• [PROMPT]
Reply with nothing but the number of lines in the data below where the word "JSON" occurs.

App and web page records
· · · · ·

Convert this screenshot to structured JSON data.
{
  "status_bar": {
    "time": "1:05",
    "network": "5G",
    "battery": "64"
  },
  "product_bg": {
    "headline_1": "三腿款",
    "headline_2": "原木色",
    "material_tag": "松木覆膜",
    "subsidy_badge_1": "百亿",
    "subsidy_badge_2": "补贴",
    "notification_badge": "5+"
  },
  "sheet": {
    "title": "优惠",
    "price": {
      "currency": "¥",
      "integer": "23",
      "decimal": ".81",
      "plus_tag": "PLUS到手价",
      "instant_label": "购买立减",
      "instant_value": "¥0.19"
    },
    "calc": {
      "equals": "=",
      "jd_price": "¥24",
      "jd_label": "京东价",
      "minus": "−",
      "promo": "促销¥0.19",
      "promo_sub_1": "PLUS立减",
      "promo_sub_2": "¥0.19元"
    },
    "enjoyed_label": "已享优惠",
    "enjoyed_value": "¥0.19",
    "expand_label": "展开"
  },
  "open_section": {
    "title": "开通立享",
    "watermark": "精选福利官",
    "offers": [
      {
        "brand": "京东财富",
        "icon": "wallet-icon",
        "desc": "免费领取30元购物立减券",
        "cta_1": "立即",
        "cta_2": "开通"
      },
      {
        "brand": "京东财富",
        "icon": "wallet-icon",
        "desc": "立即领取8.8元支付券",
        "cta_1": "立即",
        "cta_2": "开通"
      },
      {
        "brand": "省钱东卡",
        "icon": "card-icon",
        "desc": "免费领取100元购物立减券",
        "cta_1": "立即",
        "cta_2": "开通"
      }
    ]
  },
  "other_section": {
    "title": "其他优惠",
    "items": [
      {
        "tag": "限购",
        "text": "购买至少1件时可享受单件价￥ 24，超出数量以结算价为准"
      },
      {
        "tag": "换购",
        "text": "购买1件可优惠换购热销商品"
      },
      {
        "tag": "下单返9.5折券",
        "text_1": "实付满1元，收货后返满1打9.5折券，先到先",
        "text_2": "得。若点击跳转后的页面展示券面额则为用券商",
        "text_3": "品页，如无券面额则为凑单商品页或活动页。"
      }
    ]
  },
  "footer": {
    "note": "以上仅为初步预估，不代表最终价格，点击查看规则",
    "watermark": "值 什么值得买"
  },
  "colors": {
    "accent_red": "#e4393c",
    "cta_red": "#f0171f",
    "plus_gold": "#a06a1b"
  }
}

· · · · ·

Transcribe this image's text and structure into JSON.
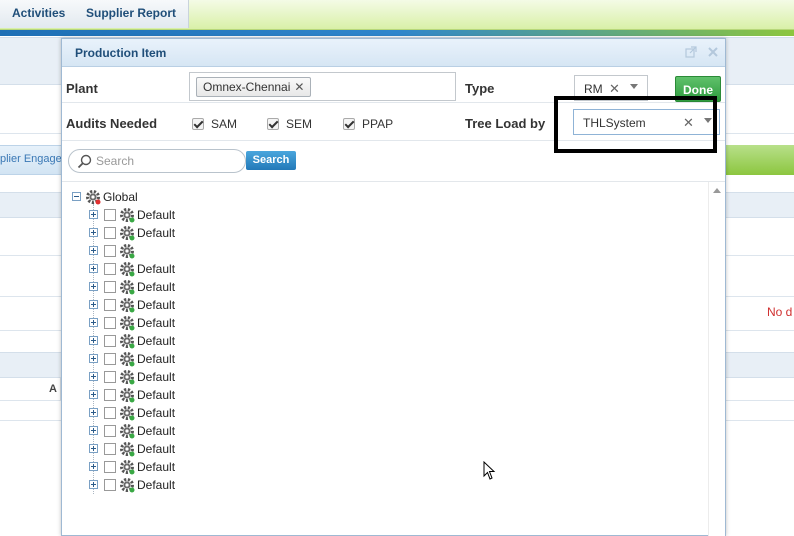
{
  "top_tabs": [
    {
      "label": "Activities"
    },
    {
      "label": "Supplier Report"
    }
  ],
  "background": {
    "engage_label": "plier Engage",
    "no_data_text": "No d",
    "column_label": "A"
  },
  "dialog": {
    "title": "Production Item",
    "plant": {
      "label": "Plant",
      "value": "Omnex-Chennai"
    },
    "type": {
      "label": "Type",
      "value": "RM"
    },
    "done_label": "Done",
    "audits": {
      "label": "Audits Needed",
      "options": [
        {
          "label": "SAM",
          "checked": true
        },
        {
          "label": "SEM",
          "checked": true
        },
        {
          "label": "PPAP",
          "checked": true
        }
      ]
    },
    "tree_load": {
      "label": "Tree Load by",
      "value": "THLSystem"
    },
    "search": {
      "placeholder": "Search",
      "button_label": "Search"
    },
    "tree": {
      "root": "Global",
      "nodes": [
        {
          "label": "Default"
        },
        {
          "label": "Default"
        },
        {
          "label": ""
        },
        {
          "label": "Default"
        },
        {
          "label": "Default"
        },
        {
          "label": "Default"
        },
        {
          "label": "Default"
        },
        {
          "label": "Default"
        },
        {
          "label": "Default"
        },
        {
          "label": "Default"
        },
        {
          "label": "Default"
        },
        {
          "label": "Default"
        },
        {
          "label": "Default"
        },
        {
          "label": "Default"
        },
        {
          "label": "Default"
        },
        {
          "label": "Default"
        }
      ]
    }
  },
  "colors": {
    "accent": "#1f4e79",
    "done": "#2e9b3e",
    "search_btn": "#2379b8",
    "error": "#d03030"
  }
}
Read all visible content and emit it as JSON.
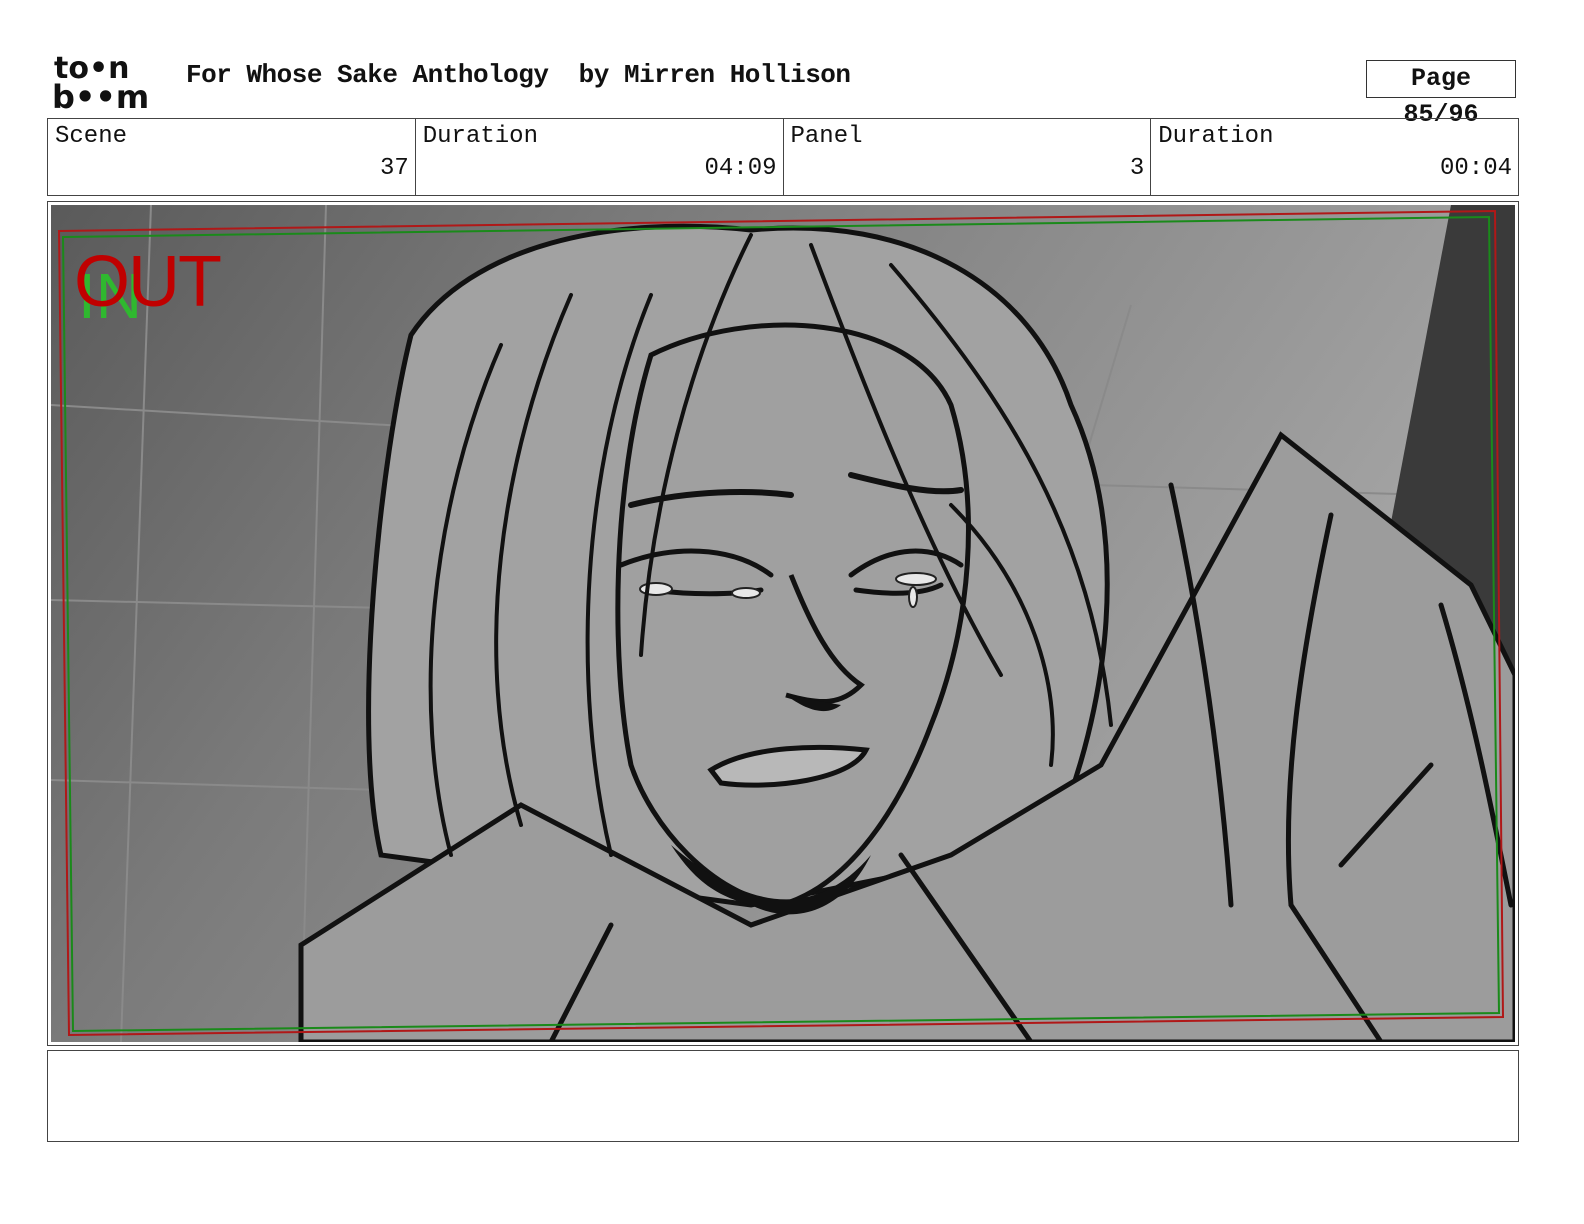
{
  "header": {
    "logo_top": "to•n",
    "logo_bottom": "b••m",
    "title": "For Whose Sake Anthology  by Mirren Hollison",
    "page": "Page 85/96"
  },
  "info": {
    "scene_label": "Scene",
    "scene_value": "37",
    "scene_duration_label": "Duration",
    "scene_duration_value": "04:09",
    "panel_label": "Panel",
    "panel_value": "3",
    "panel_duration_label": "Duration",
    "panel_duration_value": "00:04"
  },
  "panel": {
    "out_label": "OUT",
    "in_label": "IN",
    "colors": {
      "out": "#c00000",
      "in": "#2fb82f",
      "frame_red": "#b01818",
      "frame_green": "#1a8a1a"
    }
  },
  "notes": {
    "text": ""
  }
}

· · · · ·

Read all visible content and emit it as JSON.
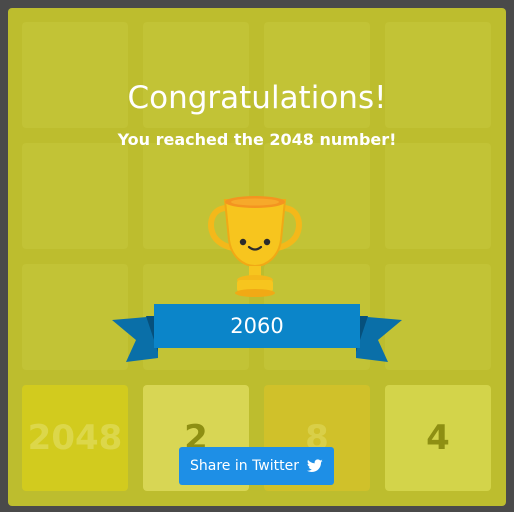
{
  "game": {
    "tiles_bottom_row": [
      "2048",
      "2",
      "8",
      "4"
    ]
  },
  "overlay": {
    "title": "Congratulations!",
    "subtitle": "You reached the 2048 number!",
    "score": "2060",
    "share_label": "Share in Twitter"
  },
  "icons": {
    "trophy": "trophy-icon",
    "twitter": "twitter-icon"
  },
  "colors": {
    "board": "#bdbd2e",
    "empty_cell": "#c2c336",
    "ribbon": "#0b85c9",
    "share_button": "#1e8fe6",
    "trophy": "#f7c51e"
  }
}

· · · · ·

• [RESPONSE FOR THIS EXERCISE]
4